## Problem to solve
Only the pictures are to be left out, and the rest of the entries should be reproduced exactly.

:: Recorded data ::

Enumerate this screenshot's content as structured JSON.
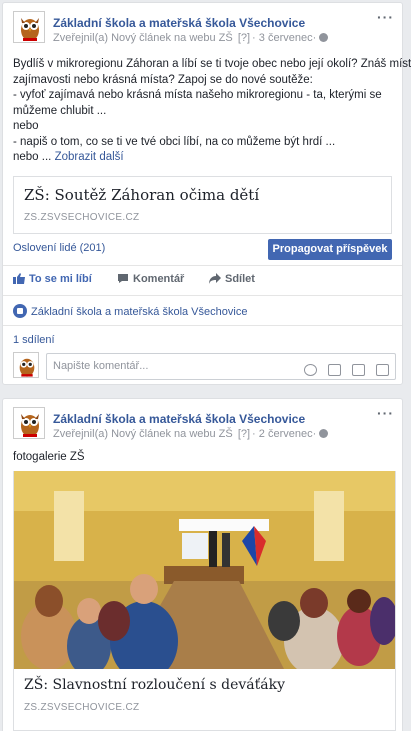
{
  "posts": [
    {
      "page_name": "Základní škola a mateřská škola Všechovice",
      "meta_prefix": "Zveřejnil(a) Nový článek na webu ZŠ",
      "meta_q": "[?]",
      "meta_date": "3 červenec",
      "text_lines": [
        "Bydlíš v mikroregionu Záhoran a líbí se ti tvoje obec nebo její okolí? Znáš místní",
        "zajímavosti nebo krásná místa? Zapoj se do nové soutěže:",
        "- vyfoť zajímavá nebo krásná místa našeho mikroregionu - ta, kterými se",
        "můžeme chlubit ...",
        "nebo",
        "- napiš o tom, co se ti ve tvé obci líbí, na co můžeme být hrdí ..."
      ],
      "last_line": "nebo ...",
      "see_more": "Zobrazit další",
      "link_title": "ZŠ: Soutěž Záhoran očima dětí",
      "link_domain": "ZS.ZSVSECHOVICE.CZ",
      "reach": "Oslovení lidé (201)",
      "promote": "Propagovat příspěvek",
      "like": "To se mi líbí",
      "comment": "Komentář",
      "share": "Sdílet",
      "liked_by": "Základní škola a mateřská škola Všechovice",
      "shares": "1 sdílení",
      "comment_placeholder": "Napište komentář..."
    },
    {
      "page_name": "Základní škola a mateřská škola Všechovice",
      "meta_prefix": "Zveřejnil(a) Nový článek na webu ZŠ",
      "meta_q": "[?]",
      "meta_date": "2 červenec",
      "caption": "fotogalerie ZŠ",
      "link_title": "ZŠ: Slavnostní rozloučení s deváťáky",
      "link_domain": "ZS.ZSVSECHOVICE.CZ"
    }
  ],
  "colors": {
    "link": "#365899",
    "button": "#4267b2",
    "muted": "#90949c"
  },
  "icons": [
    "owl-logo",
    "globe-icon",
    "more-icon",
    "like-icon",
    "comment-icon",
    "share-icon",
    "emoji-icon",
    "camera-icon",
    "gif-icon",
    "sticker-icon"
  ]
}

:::

## Response area
Enumerate this screenshot's content as structured JSON.
{
  "posts": [
    {
      "page_name": "Základní škola a mateřská škola Všechovice",
      "meta_prefix": "Zveřejnil(a) Nový článek na webu ZŠ",
      "meta_q": "[?]",
      "meta_date": "3 červenec",
      "text_lines": [
        "Bydlíš v mikroregionu Záhoran a líbí se ti tvoje obec nebo její okolí? Znáš místní",
        "zajímavosti nebo krásná místa? Zapoj se do nové soutěže:",
        "- vyfoť zajímavá nebo krásná místa našeho mikroregionu - ta, kterými se",
        "můžeme chlubit ...",
        "nebo",
        "- napiš o tom, co se ti ve tvé obci líbí, na co můžeme být hrdí ..."
      ],
      "last_line": "nebo ...",
      "see_more": "Zobrazit další",
      "link_title": "ZŠ: Soutěž Záhoran očima dětí",
      "link_domain": "ZS.ZSVSECHOVICE.CZ",
      "reach": "Oslovení lidé (201)",
      "promote": "Propagovat příspěvek",
      "like": "To se mi líbí",
      "comment": "Komentář",
      "share": "Sdílet",
      "liked_by": "Základní škola a mateřská škola Všechovice",
      "shares": "1 sdílení",
      "comment_placeholder": "Napište komentář..."
    },
    {
      "page_name": "Základní škola a mateřská škola Všechovice",
      "meta_prefix": "Zveřejnil(a) Nový článek na webu ZŠ",
      "meta_q": "[?]",
      "meta_date": "2 červenec",
      "caption": "fotogalerie ZŠ",
      "link_title": "ZŠ: Slavnostní rozloučení s deváťáky",
      "link_domain": "ZS.ZSVSECHOVICE.CZ"
    }
  ],
  "colors": {
    "link": "#365899",
    "button": "#4267b2",
    "muted": "#90949c"
  },
  "icons": [
    "owl-logo",
    "globe-icon",
    "more-icon",
    "like-icon",
    "comment-icon",
    "share-icon",
    "emoji-icon",
    "camera-icon",
    "gif-icon",
    "sticker-icon"
  ]
}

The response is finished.